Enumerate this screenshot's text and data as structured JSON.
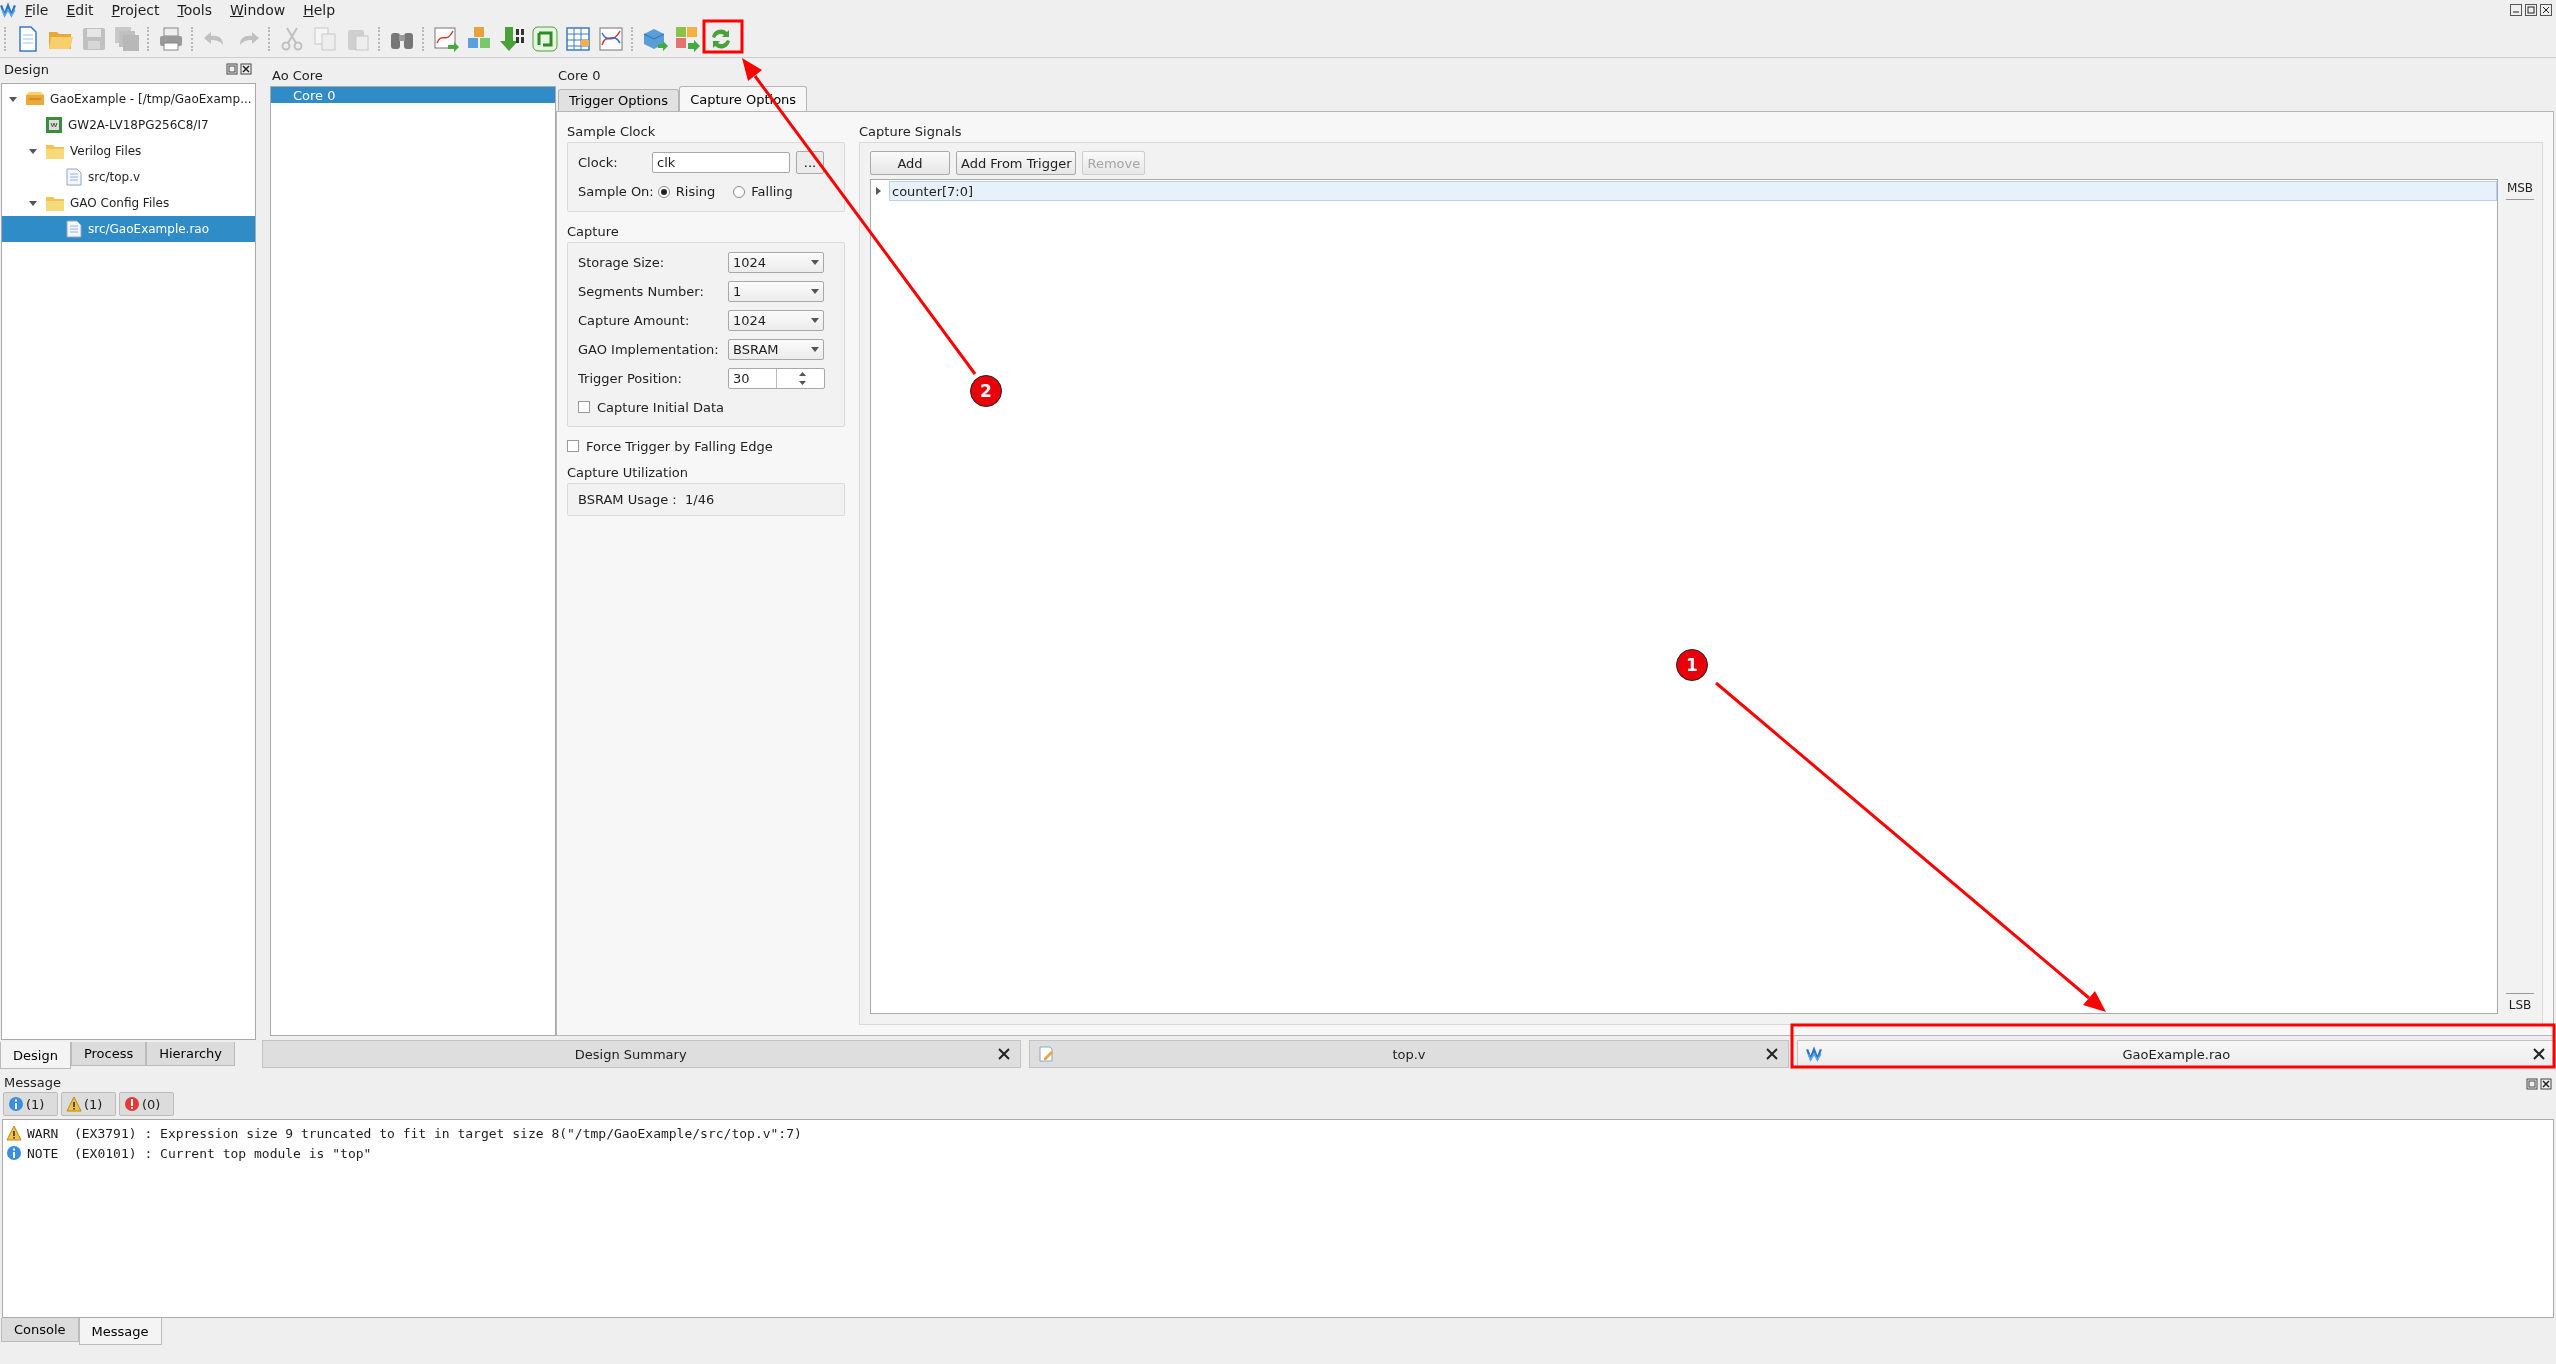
{
  "menu": [
    "File",
    "Edit",
    "Project",
    "Tools",
    "Window",
    "Help"
  ],
  "toolbar": [
    {
      "disabled": false
    },
    {
      "disabled": false
    },
    {
      "disabled": true
    },
    {
      "disabled": true
    },
    {
      "disabled": false
    },
    {
      "disabled": true
    },
    {
      "disabled": true
    },
    {
      "disabled": true
    },
    {
      "disabled": true
    },
    {
      "disabled": true
    },
    {
      "disabled": false
    },
    {
      "disabled": false
    },
    {
      "disabled": false
    },
    {
      "disabled": false
    },
    {
      "disabled": false
    },
    {
      "disabled": false
    },
    {
      "disabled": false
    },
    {
      "disabled": false
    },
    {
      "disabled": false
    },
    {
      "disabled": false
    }
  ],
  "design_panel": {
    "title": "Design",
    "tree": [
      {
        "label": "GaoExample - [/tmp/GaoExamp...",
        "kind": "project",
        "expanded": true,
        "selected": false,
        "children": [
          {
            "label": "GW2A-LV18PG256C8/I7",
            "kind": "device",
            "selected": false
          },
          {
            "label": "Verilog Files",
            "kind": "folder",
            "expanded": true,
            "selected": false,
            "children": [
              {
                "label": "src/top.v",
                "kind": "file",
                "selected": false
              }
            ]
          },
          {
            "label": "GAO Config Files",
            "kind": "folder",
            "expanded": true,
            "selected": false,
            "children": [
              {
                "label": "src/GaoExample.rao",
                "kind": "file",
                "selected": true
              }
            ]
          }
        ]
      }
    ],
    "tabs": [
      {
        "label": "Design",
        "selected": true
      },
      {
        "label": "Process",
        "selected": false
      },
      {
        "label": "Hierarchy",
        "selected": false
      }
    ]
  },
  "ao_core": {
    "title": "Ao Core",
    "items": [
      {
        "label": "Core 0",
        "selected": true
      }
    ]
  },
  "core_panel": {
    "title": "Core 0",
    "tabs": [
      {
        "label": "Trigger Options",
        "selected": false
      },
      {
        "label": "Capture Options",
        "selected": true
      }
    ],
    "sample_clock": {
      "title": "Sample Clock",
      "clock_label": "Clock:",
      "clock_value": "clk",
      "browse_label": "...",
      "sample_on_label": "Sample On:",
      "options": [
        {
          "label": "Rising",
          "selected": true
        },
        {
          "label": "Falling",
          "selected": false
        }
      ]
    },
    "capture": {
      "title": "Capture",
      "fields": [
        {
          "kind": "dropdown",
          "label": "Storage Size:",
          "value": "1024"
        },
        {
          "kind": "dropdown",
          "label": "Segments Number:",
          "value": "1"
        },
        {
          "kind": "dropdown",
          "label": "Capture Amount:",
          "value": "1024"
        },
        {
          "kind": "dropdown",
          "label": "GAO Implementation:",
          "value": "BSRAM"
        },
        {
          "kind": "spinbox",
          "label": "Trigger Position:",
          "value": "30"
        }
      ],
      "capture_initial": {
        "label": "Capture Initial Data",
        "checked": false
      }
    },
    "force_trigger": {
      "label": "Force Trigger by Falling Edge",
      "checked": false
    },
    "utilization": {
      "title": "Capture Utilization",
      "label": "BSRAM Usage :",
      "value": "1/46"
    },
    "capture_signals": {
      "title": "Capture Signals",
      "buttons": [
        {
          "label": "Add",
          "disabled": false
        },
        {
          "label": "Add From Trigger",
          "disabled": false
        },
        {
          "label": "Remove",
          "disabled": true
        }
      ],
      "signals": [
        {
          "label": "counter[7:0]",
          "expanded": false,
          "selected": true
        }
      ],
      "msb": "MSB",
      "lsb": "LSB"
    }
  },
  "document_tabs": [
    {
      "label": "Design Summary",
      "kind": "summary",
      "selected": false
    },
    {
      "label": "top.v",
      "kind": "verilog",
      "selected": false
    },
    {
      "label": "GaoExample.rao",
      "kind": "gao",
      "selected": true
    }
  ],
  "message_panel": {
    "title": "Message",
    "filters": [
      {
        "kind": "info",
        "count": "(1)"
      },
      {
        "kind": "warning",
        "count": "(1)"
      },
      {
        "kind": "error",
        "count": "(0)"
      }
    ],
    "lines": [
      {
        "kind": "warning",
        "text": "WARN  (EX3791) : Expression size 9 truncated to fit in target size 8(\"/tmp/GaoExample/src/top.v\":7)"
      },
      {
        "kind": "info",
        "text": "NOTE  (EX0101) : Current top module is \"top\""
      }
    ],
    "tabs": [
      {
        "label": "Console",
        "selected": false
      },
      {
        "label": "Message",
        "selected": true
      }
    ]
  },
  "annotations": [
    {
      "label": "1"
    },
    {
      "label": "2"
    }
  ]
}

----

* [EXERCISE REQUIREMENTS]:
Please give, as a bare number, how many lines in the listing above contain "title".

* [ANSWER TO THE PROBLEM]:
8